As more and more animals are brought into the Paris Animal Shelter, more and more lives are at risk due to its CODE RED capacity.
Candra Wyatt, with Lamar County Humane Association, said this means animals will be euthanized just to make space for incoming animals.
“Particularly, it’s bad in the early weeks of summer, because many people go on vacation and dump their animals at the shelter,” she said. “Plus, spring litters are now older and bouncing around and many people get annoyed they can’t give the unvetted animal away, so they will simply dump them at the shelter — out of sight out of mind.”
Stephanie Corley, Shelter Liaison and the Rescue Coordinator, said intake this year has been a bit higher than 2018.
Within just a little more than two weeks into June, she said, the shelter has taken in 131 cats and 99 dogs. In 2018, the shelter took in 567 dogs and 446 cats between June and August. If intake continues to grow, the shelter could see about 780 cats and about 600 dogs from June-August this year.
“We haven’t had to euthanize any animals for space, yet,” Corley said. “It’s taxing but we all work very hard to get as many out alive as possible.”
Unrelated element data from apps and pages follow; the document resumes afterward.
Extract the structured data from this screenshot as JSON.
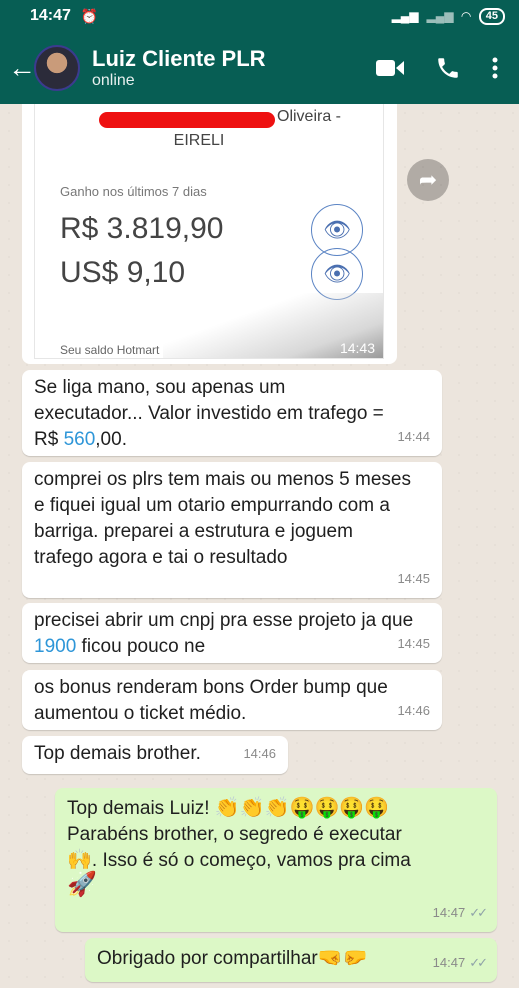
{
  "status_bar": {
    "time": "14:47",
    "alarm_icon": "alarm-icon",
    "battery": "45"
  },
  "header": {
    "back_icon": "arrow-back-icon",
    "contact_name": "Luiz Cliente PLR",
    "contact_status": "online",
    "video_icon": "video-call-icon",
    "phone_icon": "phone-icon",
    "menu_icon": "more-vert-icon"
  },
  "image_message": {
    "company_line1": "Oliveira -",
    "company_line2": "EIRELI",
    "period_label": "Ganho nos últimos 7 dias",
    "amount_brl": "R$ 3.819,90",
    "amount_usd": "US$ 9,10",
    "footer_label": "Seu saldo Hotmart",
    "time": "14:43"
  },
  "messages": [
    {
      "dir": "in",
      "line1": "Se liga mano, sou apenas um",
      "line2": "executador... Valor investido em trafego =",
      "line3_pre": "R$ ",
      "line3_num": "560",
      "line3_post": ",00.",
      "time": "14:44"
    },
    {
      "dir": "in",
      "text": "comprei os plrs tem mais ou menos 5 meses e fiquei igual um otario empurrando com a barriga. preparei a estrutura e joguem trafego agora e tai o resultado",
      "time": "14:45"
    },
    {
      "dir": "in",
      "pre": "precisei abrir um cnpj pra esse projeto ja que ",
      "num": "1900",
      "post": " ficou pouco ne",
      "time": "14:45"
    },
    {
      "dir": "in",
      "text": "os bonus renderam bons Order bump que aumentou o ticket médio.",
      "time": "14:46"
    },
    {
      "dir": "in",
      "text": "Top demais brother.",
      "time": "14:46"
    },
    {
      "dir": "out",
      "line1": "Top demais Luiz!",
      "line2": "Parabéns  brother, o segredo é executar",
      "line3": ". Isso é só o começo, vamos pra cima",
      "time": "14:47"
    },
    {
      "dir": "out",
      "text": "Obrigado por compartilhar",
      "time": "14:47"
    }
  ]
}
As more animals are taken in, Wyatt said, others will be euthanized per dates taken in — the ones at the shelter the longest will see the needle first. Alongside those at the shelter the longest, also animals showing any symptoms of illness will be euthanized.
Paris Animal Shelter, at 310 Clement Rd., has one of the highest intakes in Northeast Texas, according to Wyatt. On average, the pound takes in 10-20 animals per day.
“The Paris Animal Shelter is always at CODE RED,” Wyatt said. “We need more education on animal welfare and knowledge outreach for people to learn about spay/neuter programs, our adoptions and the vetting included with the shelter animal. We also need more volunteers and fosters to help weekly to ensure animals have a chance beyond the shelter.”
Wyatt hopes people in the community understand CODE RED for the shelter is an emergency state and can be avoided by taking precautionary steps prior to dropping off animals at a kill shelter.
“We hope people want to help,” Wyatt said, “and we hope people understand the seriousness that these lives are wasted at the community’s cost. Spay and neutering are what will truly save Paris, Texas, animals.”
Content brought to you by Load Trail. Building trailers for the long haul since 1996.